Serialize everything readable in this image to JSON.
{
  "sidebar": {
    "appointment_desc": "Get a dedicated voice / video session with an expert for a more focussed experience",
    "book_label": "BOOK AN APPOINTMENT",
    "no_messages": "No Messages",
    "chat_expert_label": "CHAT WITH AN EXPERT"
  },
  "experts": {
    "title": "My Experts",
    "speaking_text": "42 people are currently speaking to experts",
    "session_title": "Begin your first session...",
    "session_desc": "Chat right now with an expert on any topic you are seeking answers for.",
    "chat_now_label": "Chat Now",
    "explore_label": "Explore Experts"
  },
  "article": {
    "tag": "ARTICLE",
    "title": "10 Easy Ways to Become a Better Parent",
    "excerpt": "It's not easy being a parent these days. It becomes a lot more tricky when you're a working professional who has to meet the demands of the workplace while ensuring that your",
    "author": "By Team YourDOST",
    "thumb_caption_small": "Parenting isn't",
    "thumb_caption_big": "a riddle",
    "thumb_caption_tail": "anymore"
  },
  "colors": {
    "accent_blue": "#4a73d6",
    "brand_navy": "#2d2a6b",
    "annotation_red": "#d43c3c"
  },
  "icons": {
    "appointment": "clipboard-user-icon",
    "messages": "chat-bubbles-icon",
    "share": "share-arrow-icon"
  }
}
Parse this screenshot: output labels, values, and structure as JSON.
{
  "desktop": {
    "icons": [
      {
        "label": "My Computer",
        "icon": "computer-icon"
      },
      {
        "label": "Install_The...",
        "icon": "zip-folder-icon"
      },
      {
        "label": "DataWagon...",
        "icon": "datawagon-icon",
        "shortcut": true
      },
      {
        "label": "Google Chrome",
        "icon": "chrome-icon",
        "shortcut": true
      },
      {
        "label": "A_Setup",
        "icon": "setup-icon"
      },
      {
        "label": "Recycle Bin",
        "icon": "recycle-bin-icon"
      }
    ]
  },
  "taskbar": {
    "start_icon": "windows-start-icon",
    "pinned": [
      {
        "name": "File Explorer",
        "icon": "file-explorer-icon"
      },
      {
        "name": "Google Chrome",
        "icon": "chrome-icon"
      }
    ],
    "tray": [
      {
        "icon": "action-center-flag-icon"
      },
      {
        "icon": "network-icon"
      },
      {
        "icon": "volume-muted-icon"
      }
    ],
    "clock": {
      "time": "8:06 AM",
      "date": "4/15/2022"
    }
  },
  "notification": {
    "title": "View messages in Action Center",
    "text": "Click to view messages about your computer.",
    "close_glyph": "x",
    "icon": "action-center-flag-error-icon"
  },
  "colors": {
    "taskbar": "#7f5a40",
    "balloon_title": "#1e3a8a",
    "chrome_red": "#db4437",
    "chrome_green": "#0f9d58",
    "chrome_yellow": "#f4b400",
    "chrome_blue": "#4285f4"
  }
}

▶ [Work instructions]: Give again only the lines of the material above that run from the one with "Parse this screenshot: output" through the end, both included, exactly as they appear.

▶ [Written answer]:
Parse this screenshot: output labels, values, and structure as JSON.
{
  "desktop": {
    "icons": [
      {
        "label": "My Computer",
        "icon": "computer-icon"
      },
      {
        "label": "Install_The...",
        "icon": "zip-folder-icon"
      },
      {
        "label": "DataWagon...",
        "icon": "datawagon-icon",
        "shortcut": true
      },
      {
        "label": "Google Chrome",
        "icon": "chrome-icon",
        "shortcut": true
      },
      {
        "label": "A_Setup",
        "icon": "setup-icon"
      },
      {
        "label": "Recycle Bin",
        "icon": "recycle-bin-icon"
      }
    ]
  },
  "taskbar": {
    "start_icon": "windows-start-icon",
    "pinned": [
      {
        "name": "File Explorer",
        "icon": "file-explorer-icon"
      },
      {
        "name": "Google Chrome",
        "icon": "chrome-icon"
      }
    ],
    "tray": [
      {
        "icon": "action-center-flag-icon"
      },
      {
        "icon": "network-icon"
      },
      {
        "icon": "volume-muted-icon"
      }
    ],
    "clock": {
      "time": "8:06 AM",
      "date": "4/15/2022"
    }
  },
  "notification": {
    "title": "View messages in Action Center",
    "text": "Click to view messages about your computer.",
    "close_glyph": "x",
    "icon": "action-center-flag-error-icon"
  },
  "colors": {
    "taskbar": "#7f5a40",
    "balloon_title": "#1e3a8a",
    "chrome_red": "#db4437",
    "chrome_green": "#0f9d58",
    "chrome_yellow": "#f4b400",
    "chrome_blue": "#4285f4"
  }
}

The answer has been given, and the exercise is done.